What you should do:
Set down the records that follow exactly and completely.

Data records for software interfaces
*** Begin section ***

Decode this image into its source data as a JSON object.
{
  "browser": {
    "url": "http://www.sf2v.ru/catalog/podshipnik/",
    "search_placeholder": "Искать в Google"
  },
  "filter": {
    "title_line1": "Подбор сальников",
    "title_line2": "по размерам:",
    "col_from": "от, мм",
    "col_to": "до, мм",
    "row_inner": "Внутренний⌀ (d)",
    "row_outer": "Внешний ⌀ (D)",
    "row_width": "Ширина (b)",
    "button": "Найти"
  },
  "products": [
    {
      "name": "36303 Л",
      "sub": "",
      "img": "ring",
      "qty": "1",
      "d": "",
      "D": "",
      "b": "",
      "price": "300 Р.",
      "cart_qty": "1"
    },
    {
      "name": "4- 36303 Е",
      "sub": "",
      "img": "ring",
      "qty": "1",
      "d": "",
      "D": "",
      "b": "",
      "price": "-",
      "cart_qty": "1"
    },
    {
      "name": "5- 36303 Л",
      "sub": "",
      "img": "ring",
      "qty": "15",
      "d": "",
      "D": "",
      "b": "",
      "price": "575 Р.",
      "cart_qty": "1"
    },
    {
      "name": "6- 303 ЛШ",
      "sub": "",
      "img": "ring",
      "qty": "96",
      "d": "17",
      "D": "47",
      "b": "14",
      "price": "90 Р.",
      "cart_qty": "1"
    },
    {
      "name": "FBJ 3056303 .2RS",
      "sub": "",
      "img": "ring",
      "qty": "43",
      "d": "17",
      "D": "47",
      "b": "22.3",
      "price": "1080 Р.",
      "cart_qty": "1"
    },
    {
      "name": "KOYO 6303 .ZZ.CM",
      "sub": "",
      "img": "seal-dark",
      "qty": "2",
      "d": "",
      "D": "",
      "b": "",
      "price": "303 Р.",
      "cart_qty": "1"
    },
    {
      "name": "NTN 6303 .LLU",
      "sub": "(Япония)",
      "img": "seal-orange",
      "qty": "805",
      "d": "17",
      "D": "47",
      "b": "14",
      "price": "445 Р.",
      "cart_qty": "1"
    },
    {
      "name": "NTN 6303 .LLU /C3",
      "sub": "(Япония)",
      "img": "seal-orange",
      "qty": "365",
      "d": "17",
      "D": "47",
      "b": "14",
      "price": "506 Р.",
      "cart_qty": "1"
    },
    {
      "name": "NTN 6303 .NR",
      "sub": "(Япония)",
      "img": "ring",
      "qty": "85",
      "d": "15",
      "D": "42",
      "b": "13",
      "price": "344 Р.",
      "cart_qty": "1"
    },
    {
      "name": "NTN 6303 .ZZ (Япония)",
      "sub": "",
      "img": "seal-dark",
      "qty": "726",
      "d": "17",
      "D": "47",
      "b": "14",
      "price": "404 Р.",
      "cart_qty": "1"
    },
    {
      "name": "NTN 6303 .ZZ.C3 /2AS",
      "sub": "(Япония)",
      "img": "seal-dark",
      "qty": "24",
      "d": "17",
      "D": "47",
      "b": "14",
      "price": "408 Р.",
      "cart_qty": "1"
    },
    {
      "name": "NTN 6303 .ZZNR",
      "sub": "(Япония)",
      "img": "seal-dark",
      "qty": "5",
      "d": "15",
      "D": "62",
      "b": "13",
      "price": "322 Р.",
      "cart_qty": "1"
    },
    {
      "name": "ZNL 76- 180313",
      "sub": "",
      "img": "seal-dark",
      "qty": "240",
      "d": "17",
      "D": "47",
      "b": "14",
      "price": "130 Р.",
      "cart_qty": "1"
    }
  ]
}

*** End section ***

Task solution:
Decode this image into its source data as a JSON object.
{
  "browser": {
    "url": "http://www.sf2v.ru/catalog/podshipnik/",
    "search_placeholder": "Искать в Google"
  },
  "filter": {
    "title_line1": "Подбор сальников",
    "title_line2": "по размерам:",
    "col_from": "от, мм",
    "col_to": "до, мм",
    "row_inner": "Внутренний⌀ (d)",
    "row_outer": "Внешний ⌀ (D)",
    "row_width": "Ширина (b)",
    "button": "Найти"
  },
  "products": [
    {
      "name": "36303 Л",
      "sub": "",
      "img": "ring",
      "qty": "1",
      "d": "",
      "D": "",
      "b": "",
      "price": "300 Р.",
      "cart_qty": "1"
    },
    {
      "name": "4- 36303 Е",
      "sub": "",
      "img": "ring",
      "qty": "1",
      "d": "",
      "D": "",
      "b": "",
      "price": "-",
      "cart_qty": "1"
    },
    {
      "name": "5- 36303 Л",
      "sub": "",
      "img": "ring",
      "qty": "15",
      "d": "",
      "D": "",
      "b": "",
      "price": "575 Р.",
      "cart_qty": "1"
    },
    {
      "name": "6- 303 ЛШ",
      "sub": "",
      "img": "ring",
      "qty": "96",
      "d": "17",
      "D": "47",
      "b": "14",
      "price": "90 Р.",
      "cart_qty": "1"
    },
    {
      "name": "FBJ 3056303 .2RS",
      "sub": "",
      "img": "ring",
      "qty": "43",
      "d": "17",
      "D": "47",
      "b": "22.3",
      "price": "1080 Р.",
      "cart_qty": "1"
    },
    {
      "name": "KOYO 6303 .ZZ.CM",
      "sub": "",
      "img": "seal-dark",
      "qty": "2",
      "d": "",
      "D": "",
      "b": "",
      "price": "303 Р.",
      "cart_qty": "1"
    },
    {
      "name": "NTN 6303 .LLU",
      "sub": "(Япония)",
      "img": "seal-orange",
      "qty": "805",
      "d": "17",
      "D": "47",
      "b": "14",
      "price": "445 Р.",
      "cart_qty": "1"
    },
    {
      "name": "NTN 6303 .LLU /C3",
      "sub": "(Япония)",
      "img": "seal-orange",
      "qty": "365",
      "d": "17",
      "D": "47",
      "b": "14",
      "price": "506 Р.",
      "cart_qty": "1"
    },
    {
      "name": "NTN 6303 .NR",
      "sub": "(Япония)",
      "img": "ring",
      "qty": "85",
      "d": "15",
      "D": "42",
      "b": "13",
      "price": "344 Р.",
      "cart_qty": "1"
    },
    {
      "name": "NTN 6303 .ZZ (Япония)",
      "sub": "",
      "img": "seal-dark",
      "qty": "726",
      "d": "17",
      "D": "47",
      "b": "14",
      "price": "404 Р.",
      "cart_qty": "1"
    },
    {
      "name": "NTN 6303 .ZZ.C3 /2AS",
      "sub": "(Япония)",
      "img": "seal-dark",
      "qty": "24",
      "d": "17",
      "D": "47",
      "b": "14",
      "price": "408 Р.",
      "cart_qty": "1"
    },
    {
      "name": "NTN 6303 .ZZNR",
      "sub": "(Япония)",
      "img": "seal-dark",
      "qty": "5",
      "d": "15",
      "D": "62",
      "b": "13",
      "price": "322 Р.",
      "cart_qty": "1"
    },
    {
      "name": "ZNL 76- 180313",
      "sub": "",
      "img": "seal-dark",
      "qty": "240",
      "d": "17",
      "D": "47",
      "b": "14",
      "price": "130 Р.",
      "cart_qty": "1"
    }
  ]
}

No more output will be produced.